WORK TO BE COMPLETED: Repeat the entries exactly, keeping every line as it is.

DATASET EXCERPTS:
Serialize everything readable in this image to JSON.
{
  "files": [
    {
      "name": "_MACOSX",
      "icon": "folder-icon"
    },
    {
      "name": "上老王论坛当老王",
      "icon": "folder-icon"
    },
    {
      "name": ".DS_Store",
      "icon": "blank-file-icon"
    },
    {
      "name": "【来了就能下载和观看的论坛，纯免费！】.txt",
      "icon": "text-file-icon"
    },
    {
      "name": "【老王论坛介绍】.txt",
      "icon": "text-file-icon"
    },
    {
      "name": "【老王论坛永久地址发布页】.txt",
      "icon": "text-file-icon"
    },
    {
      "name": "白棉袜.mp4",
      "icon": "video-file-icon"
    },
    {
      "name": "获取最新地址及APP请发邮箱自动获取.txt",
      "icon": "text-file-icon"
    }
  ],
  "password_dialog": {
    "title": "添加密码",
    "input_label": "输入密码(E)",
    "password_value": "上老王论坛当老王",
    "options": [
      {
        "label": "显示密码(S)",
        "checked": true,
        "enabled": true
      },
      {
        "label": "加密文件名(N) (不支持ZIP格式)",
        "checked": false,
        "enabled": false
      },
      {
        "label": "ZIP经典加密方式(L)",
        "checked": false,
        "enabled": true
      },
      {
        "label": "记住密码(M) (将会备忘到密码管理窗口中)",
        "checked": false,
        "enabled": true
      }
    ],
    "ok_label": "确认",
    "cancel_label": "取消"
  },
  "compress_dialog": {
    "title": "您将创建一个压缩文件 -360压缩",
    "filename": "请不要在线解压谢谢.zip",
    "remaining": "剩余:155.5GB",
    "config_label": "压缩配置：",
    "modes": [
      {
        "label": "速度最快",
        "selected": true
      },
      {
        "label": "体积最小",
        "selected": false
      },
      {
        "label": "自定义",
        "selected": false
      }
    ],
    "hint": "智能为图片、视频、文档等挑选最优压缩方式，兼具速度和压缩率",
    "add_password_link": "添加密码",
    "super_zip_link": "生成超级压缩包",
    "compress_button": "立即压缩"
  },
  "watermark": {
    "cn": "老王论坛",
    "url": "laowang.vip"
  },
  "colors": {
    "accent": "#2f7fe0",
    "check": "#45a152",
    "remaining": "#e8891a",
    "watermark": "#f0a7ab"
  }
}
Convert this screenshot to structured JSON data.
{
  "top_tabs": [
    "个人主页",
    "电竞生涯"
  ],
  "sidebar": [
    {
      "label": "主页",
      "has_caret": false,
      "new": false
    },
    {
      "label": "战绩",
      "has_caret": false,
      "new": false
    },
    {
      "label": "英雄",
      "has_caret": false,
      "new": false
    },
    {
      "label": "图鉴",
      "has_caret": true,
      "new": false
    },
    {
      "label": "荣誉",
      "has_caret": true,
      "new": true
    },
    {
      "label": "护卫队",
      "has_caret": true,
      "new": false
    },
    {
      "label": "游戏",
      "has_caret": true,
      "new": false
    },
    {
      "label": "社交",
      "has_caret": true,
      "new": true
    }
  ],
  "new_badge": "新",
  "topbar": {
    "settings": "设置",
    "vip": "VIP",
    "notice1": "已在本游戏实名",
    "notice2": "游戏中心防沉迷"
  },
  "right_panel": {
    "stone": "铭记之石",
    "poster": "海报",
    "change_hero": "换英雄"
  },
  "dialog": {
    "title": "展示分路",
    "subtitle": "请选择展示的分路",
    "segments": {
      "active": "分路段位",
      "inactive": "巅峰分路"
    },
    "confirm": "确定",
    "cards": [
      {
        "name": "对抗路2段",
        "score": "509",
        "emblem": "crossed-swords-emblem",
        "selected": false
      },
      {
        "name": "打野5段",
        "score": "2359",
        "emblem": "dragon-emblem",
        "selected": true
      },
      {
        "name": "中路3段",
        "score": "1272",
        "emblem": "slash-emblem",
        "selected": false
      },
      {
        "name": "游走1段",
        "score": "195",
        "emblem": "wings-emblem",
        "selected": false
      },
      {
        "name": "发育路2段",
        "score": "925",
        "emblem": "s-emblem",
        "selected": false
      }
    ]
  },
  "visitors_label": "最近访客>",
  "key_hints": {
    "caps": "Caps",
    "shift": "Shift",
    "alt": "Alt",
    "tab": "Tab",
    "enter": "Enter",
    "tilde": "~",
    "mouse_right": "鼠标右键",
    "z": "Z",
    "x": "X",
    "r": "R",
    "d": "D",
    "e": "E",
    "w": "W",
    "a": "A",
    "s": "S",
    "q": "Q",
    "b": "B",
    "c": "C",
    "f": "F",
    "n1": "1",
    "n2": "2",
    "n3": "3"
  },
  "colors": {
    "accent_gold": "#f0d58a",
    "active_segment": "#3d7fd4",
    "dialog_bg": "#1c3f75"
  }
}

RESPONSE TO THE TASK:
Serialize everything readable in this image to JSON.
{
  "files": [
    {
      "name": "_MACOSX",
      "icon": "folder-icon"
    },
    {
      "name": "上老王论坛当老王",
      "icon": "folder-icon"
    },
    {
      "name": ".DS_Store",
      "icon": "blank-file-icon"
    },
    {
      "name": "【来了就能下载和观看的论坛，纯免费！】.txt",
      "icon": "text-file-icon"
    },
    {
      "name": "【老王论坛介绍】.txt",
      "icon": "text-file-icon"
    },
    {
      "name": "【老王论坛永久地址发布页】.txt",
      "icon": "text-file-icon"
    },
    {
      "name": "白棉袜.mp4",
      "icon": "video-file-icon"
    },
    {
      "name": "获取最新地址及APP请发邮箱自动获取.txt",
      "icon": "text-file-icon"
    }
  ],
  "password_dialog": {
    "title": "添加密码",
    "input_label": "输入密码(E)",
    "password_value": "上老王论坛当老王",
    "options": [
      {
        "label": "显示密码(S)",
        "checked": true,
        "enabled": true
      },
      {
        "label": "加密文件名(N) (不支持ZIP格式)",
        "checked": false,
        "enabled": false
      },
      {
        "label": "ZIP经典加密方式(L)",
        "checked": false,
        "enabled": true
      },
      {
        "label": "记住密码(M) (将会备忘到密码管理窗口中)",
        "checked": false,
        "enabled": true
      }
    ],
    "ok_label": "确认",
    "cancel_label": "取消"
  },
  "compress_dialog": {
    "title": "您将创建一个压缩文件 -360压缩",
    "filename": "请不要在线解压谢谢.zip",
    "remaining": "剩余:155.5GB",
    "config_label": "压缩配置：",
    "modes": [
      {
        "label": "速度最快",
        "selected": true
      },
      {
        "label": "体积最小",
        "selected": false
      },
      {
        "label": "自定义",
        "selected": false
      }
    ],
    "hint": "智能为图片、视频、文档等挑选最优压缩方式，兼具速度和压缩率",
    "add_password_link": "添加密码",
    "super_zip_link": "生成超级压缩包",
    "compress_button": "立即压缩"
  },
  "watermark": {
    "cn": "老王论坛",
    "url": "laowang.vip"
  },
  "colors": {
    "accent": "#2f7fe0",
    "check": "#45a152",
    "remaining": "#e8891a",
    "watermark": "#f0a7ab"
  }
}
Convert this screenshot to structured JSON data.
{
  "top_tabs": [
    "个人主页",
    "电竞生涯"
  ],
  "sidebar": [
    {
      "label": "主页",
      "has_caret": false,
      "new": false
    },
    {
      "label": "战绩",
      "has_caret": false,
      "new": false
    },
    {
      "label": "英雄",
      "has_caret": false,
      "new": false
    },
    {
      "label": "图鉴",
      "has_caret": true,
      "new": false
    },
    {
      "label": "荣誉",
      "has_caret": true,
      "new": true
    },
    {
      "label": "护卫队",
      "has_caret": true,
      "new": false
    },
    {
      "label": "游戏",
      "has_caret": true,
      "new": false
    },
    {
      "label": "社交",
      "has_caret": true,
      "new": true
    }
  ],
  "new_badge": "新",
  "topbar": {
    "settings": "设置",
    "vip": "VIP",
    "notice1": "已在本游戏实名",
    "notice2": "游戏中心防沉迷"
  },
  "right_panel": {
    "stone": "铭记之石",
    "poster": "海报",
    "change_hero": "换英雄"
  },
  "dialog": {
    "title": "展示分路",
    "subtitle": "请选择展示的分路",
    "segments": {
      "active": "分路段位",
      "inactive": "巅峰分路"
    },
    "confirm": "确定",
    "cards": [
      {
        "name": "对抗路2段",
        "score": "509",
        "emblem": "crossed-swords-emblem",
        "selected": false
      },
      {
        "name": "打野5段",
        "score": "2359",
        "emblem": "dragon-emblem",
        "selected": true
      },
      {
        "name": "中路3段",
        "score": "1272",
        "emblem": "slash-emblem",
        "selected": false
      },
      {
        "name": "游走1段",
        "score": "195",
        "emblem": "wings-emblem",
        "selected": false
      },
      {
        "name": "发育路2段",
        "score": "925",
        "emblem": "s-emblem",
        "selected": false
      }
    ]
  },
  "visitors_label": "最近访客>",
  "key_hints": {
    "caps": "Caps",
    "shift": "Shift",
    "alt": "Alt",
    "tab": "Tab",
    "enter": "Enter",
    "tilde": "~",
    "mouse_right": "鼠标右键",
    "z": "Z",
    "x": "X",
    "r": "R",
    "d": "D",
    "e": "E",
    "w": "W",
    "a": "A",
    "s": "S",
    "q": "Q",
    "b": "B",
    "c": "C",
    "f": "F",
    "n1": "1",
    "n2": "2",
    "n3": "3"
  },
  "colors": {
    "accent_gold": "#f0d58a",
    "active_segment": "#3d7fd4",
    "dialog_bg": "#1c3f75"
  }
}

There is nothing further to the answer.